**Exercise details**. Every record below is to be repeated exactly, with the pictures left out.
=== Source material ===
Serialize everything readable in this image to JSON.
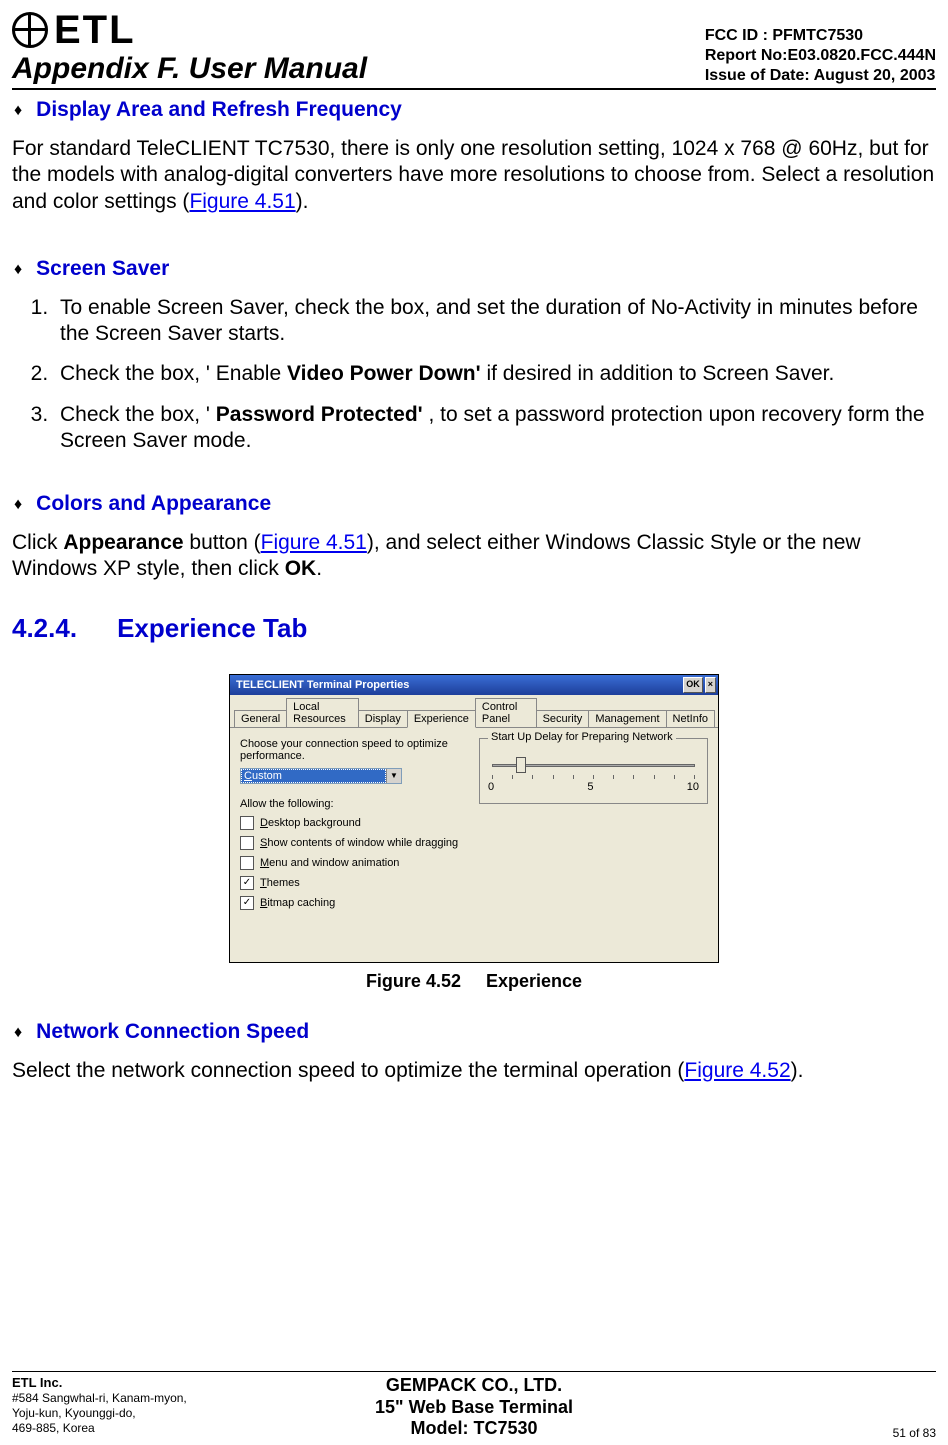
{
  "header": {
    "logo_text": "ETL",
    "appendix_title": "Appendix F. User Manual",
    "fcc_id": "FCC ID : PFMTC7530",
    "report_no": "Report No:E03.0820.FCC.444N",
    "issue_date": "Issue of Date: August 20, 2003"
  },
  "sections": {
    "display_area": {
      "title": "Display Area and Refresh Frequency",
      "para_before": "For standard TeleCLIENT TC7530, there is only one resolution setting, 1024 x 768 @ 60Hz, but for the models with analog-digital converters have more resolutions to choose from.  Select a resolution and color settings (",
      "link": "Figure 4.51",
      "para_after": ")."
    },
    "screen_saver": {
      "title": "Screen Saver",
      "step1": "To enable Screen Saver, check the box, and set the duration of No-Activity in minutes before the Screen Saver starts.",
      "step2_a": "Check the box, ' Enable ",
      "step2_b": "Video Power Down'",
      "step2_c": "  if desired in addition to Screen Saver.",
      "step3_a": "Check the box, ' ",
      "step3_b": "Password Protected'",
      "step3_c": " , to set a password protection upon recovery form the Screen Saver mode."
    },
    "colors": {
      "title": "Colors and Appearance",
      "a": "Click ",
      "b": "Appearance",
      "c": " button (",
      "link": "Figure 4.51",
      "d": "), and select either Windows Classic Style or the new Windows XP style, then click ",
      "e": "OK",
      "f": "."
    },
    "experience": {
      "num": "4.2.4.",
      "title": "Experience Tab"
    },
    "network": {
      "title": "Network Connection Speed",
      "a": "Select the network connection speed to optimize the terminal operation (",
      "link": "Figure 4.52",
      "b": ")."
    }
  },
  "dialog": {
    "title": "TELECLIENT Terminal Properties",
    "ok": "OK",
    "close": "×",
    "tabs": [
      "General",
      "Local Resources",
      "Display",
      "Experience",
      "Control Panel",
      "Security",
      "Management",
      "NetInfo"
    ],
    "active_tab_index": 3,
    "left": {
      "prompt": "Choose your connection speed to optimize performance.",
      "dropdown_value": "Custom",
      "allow_label": "Allow the following:",
      "options": [
        {
          "checked": false,
          "label": "Desktop background"
        },
        {
          "checked": false,
          "label": "Show contents of window while dragging"
        },
        {
          "checked": false,
          "label": "Menu and window animation"
        },
        {
          "checked": true,
          "label": "Themes"
        },
        {
          "checked": true,
          "label": "Bitmap caching"
        }
      ]
    },
    "right": {
      "legend": "Start Up Delay for Preparing Network",
      "scale_min": "0",
      "scale_mid": "5",
      "scale_max": "10"
    }
  },
  "figure_caption": "Figure 4.52     Experience",
  "footer": {
    "company": "ETL Inc.",
    "addr1": "#584 Sangwhal-ri, Kanam-myon,",
    "addr2": "Yoju-kun, Kyounggi-do,",
    "addr3": "469-885, Korea",
    "center1": "GEMPACK CO., LTD.",
    "center2": "15\" Web Base Terminal",
    "center3": "Model: TC7530",
    "page": "51 of 83"
  }
}
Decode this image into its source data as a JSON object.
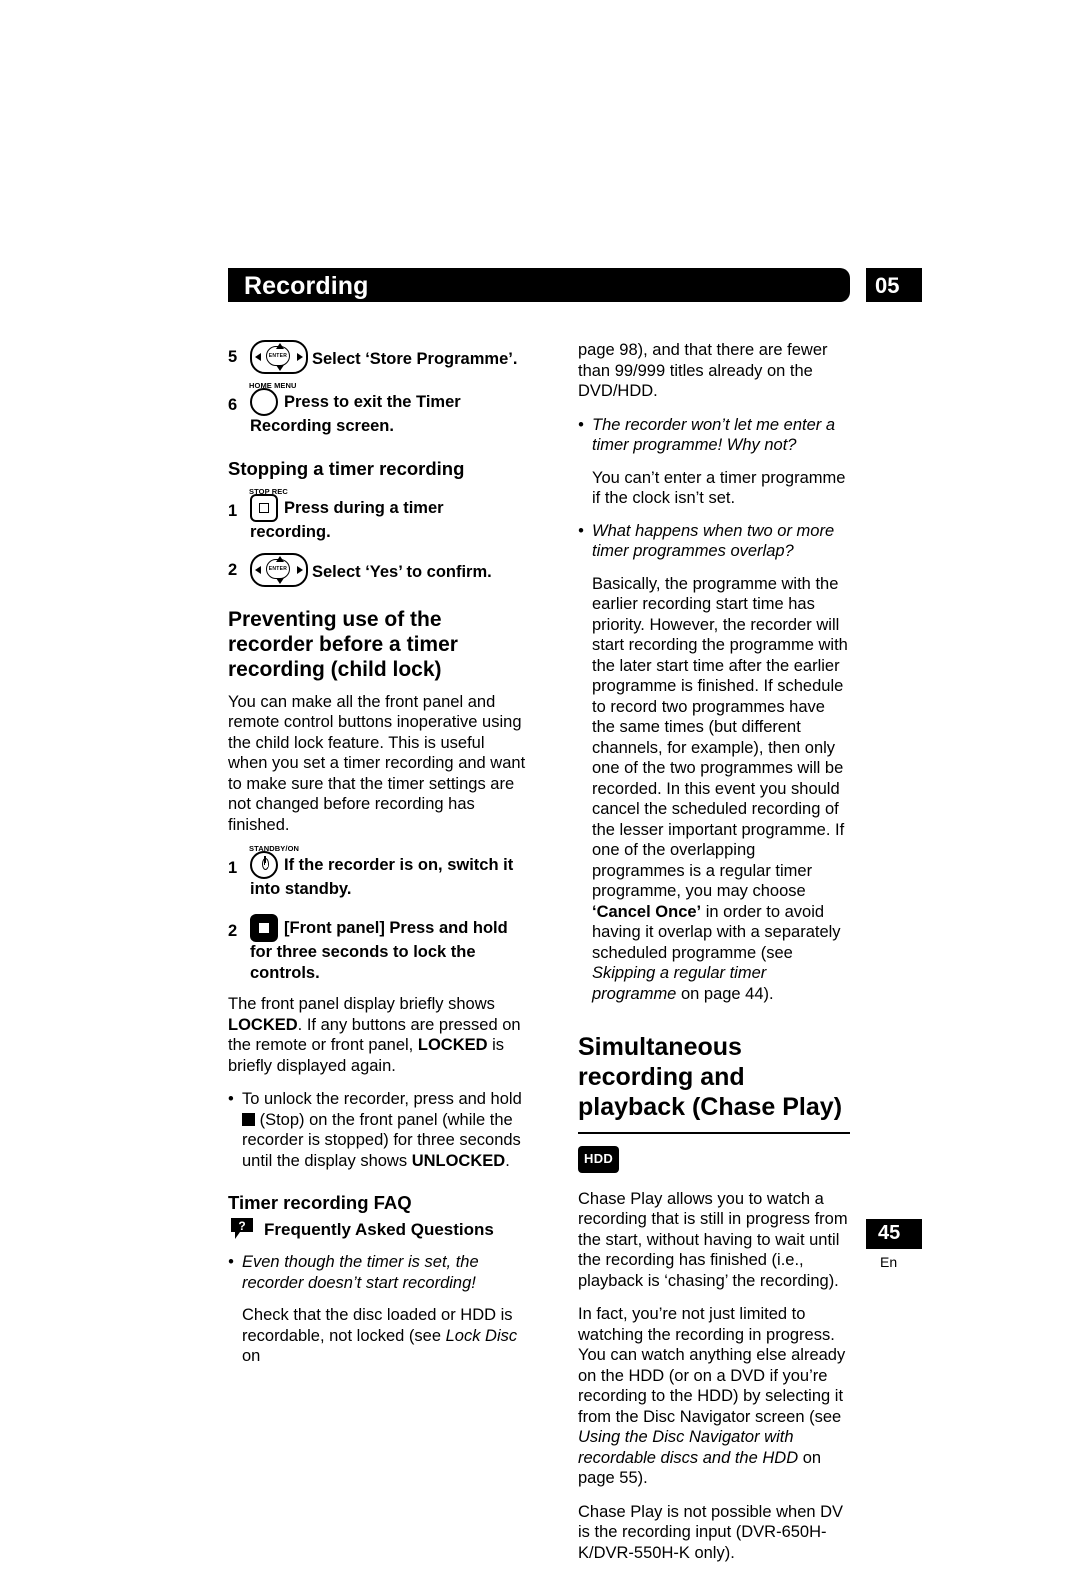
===
**Exercise output**.
Serialize everything readable in this image to JSON.
{
  "header": {
    "logo_text": "ETL",
    "appendix_title": "Appendix F. User Manual",
    "fcc_id": "FCC ID : PFMTC7530",
    "report_no": "Report No:E03.0820.FCC.444N",
    "issue_date": "Issue of Date: August 20, 2003"
  },
  "sections": {
    "display_area": {
      "title": "Display Area and Refresh Frequency",
      "para_before": "For standard TeleCLIENT TC7530, there is only one resolution setting, 1024 x 768 @ 60Hz, but for the models with analog-digital converters have more resolutions to choose from.  Select a resolution and color settings (",
      "link": "Figure 4.51",
      "para_after": ")."
    },
    "screen_saver": {
      "title": "Screen Saver",
      "step1": "To enable Screen Saver, check the box, and set the duration of No-Activity in minutes before the Screen Saver starts.",
      "step2_a": "Check the box, ' Enable ",
      "step2_b": "Video Power Down'",
      "step2_c": "  if desired in addition to Screen Saver.",
      "step3_a": "Check the box, ' ",
      "step3_b": "Password Protected'",
      "step3_c": " , to set a password protection upon recovery form the Screen Saver mode."
    },
    "colors": {
      "title": "Colors and Appearance",
      "a": "Click ",
      "b": "Appearance",
      "c": " button (",
      "link": "Figure 4.51",
      "d": "), and select either Windows Classic Style or the new Windows XP style, then click ",
      "e": "OK",
      "f": "."
    },
    "experience": {
      "num": "4.2.4.",
      "title": "Experience Tab"
    },
    "network": {
      "title": "Network Connection Speed",
      "a": "Select the network connection speed to optimize the terminal operation (",
      "link": "Figure 4.52",
      "b": ")."
    }
  },
  "dialog": {
    "title": "TELECLIENT Terminal Properties",
    "ok": "OK",
    "close": "×",
    "tabs": [
      "General",
      "Local Resources",
      "Display",
      "Experience",
      "Control Panel",
      "Security",
      "Management",
      "NetInfo"
    ],
    "active_tab_index": 3,
    "left": {
      "prompt": "Choose your connection speed to optimize performance.",
      "dropdown_value": "Custom",
      "allow_label": "Allow the following:",
      "options": [
        {
          "checked": false,
          "label": "Desktop background"
        },
        {
          "checked": false,
          "label": "Show contents of window while dragging"
        },
        {
          "checked": false,
          "label": "Menu and window animation"
        },
        {
          "checked": true,
          "label": "Themes"
        },
        {
          "checked": true,
          "label": "Bitmap caching"
        }
      ]
    },
    "right": {
      "legend": "Start Up Delay for Preparing Network",
      "scale_min": "0",
      "scale_mid": "5",
      "scale_max": "10"
    }
  },
  "figure_caption": "Figure 4.52     Experience",
  "footer": {
    "company": "ETL Inc.",
    "addr1": "#584 Sangwhal-ri, Kanam-myon,",
    "addr2": "Yoju-kun, Kyounggi-do,",
    "addr3": "469-885, Korea",
    "center1": "GEMPACK CO., LTD.",
    "center2": "15\" Web Base Terminal",
    "center3": "Model: TC7530",
    "page": "51 of 83"
  }
}
Decode this image into its source data as a JSON object.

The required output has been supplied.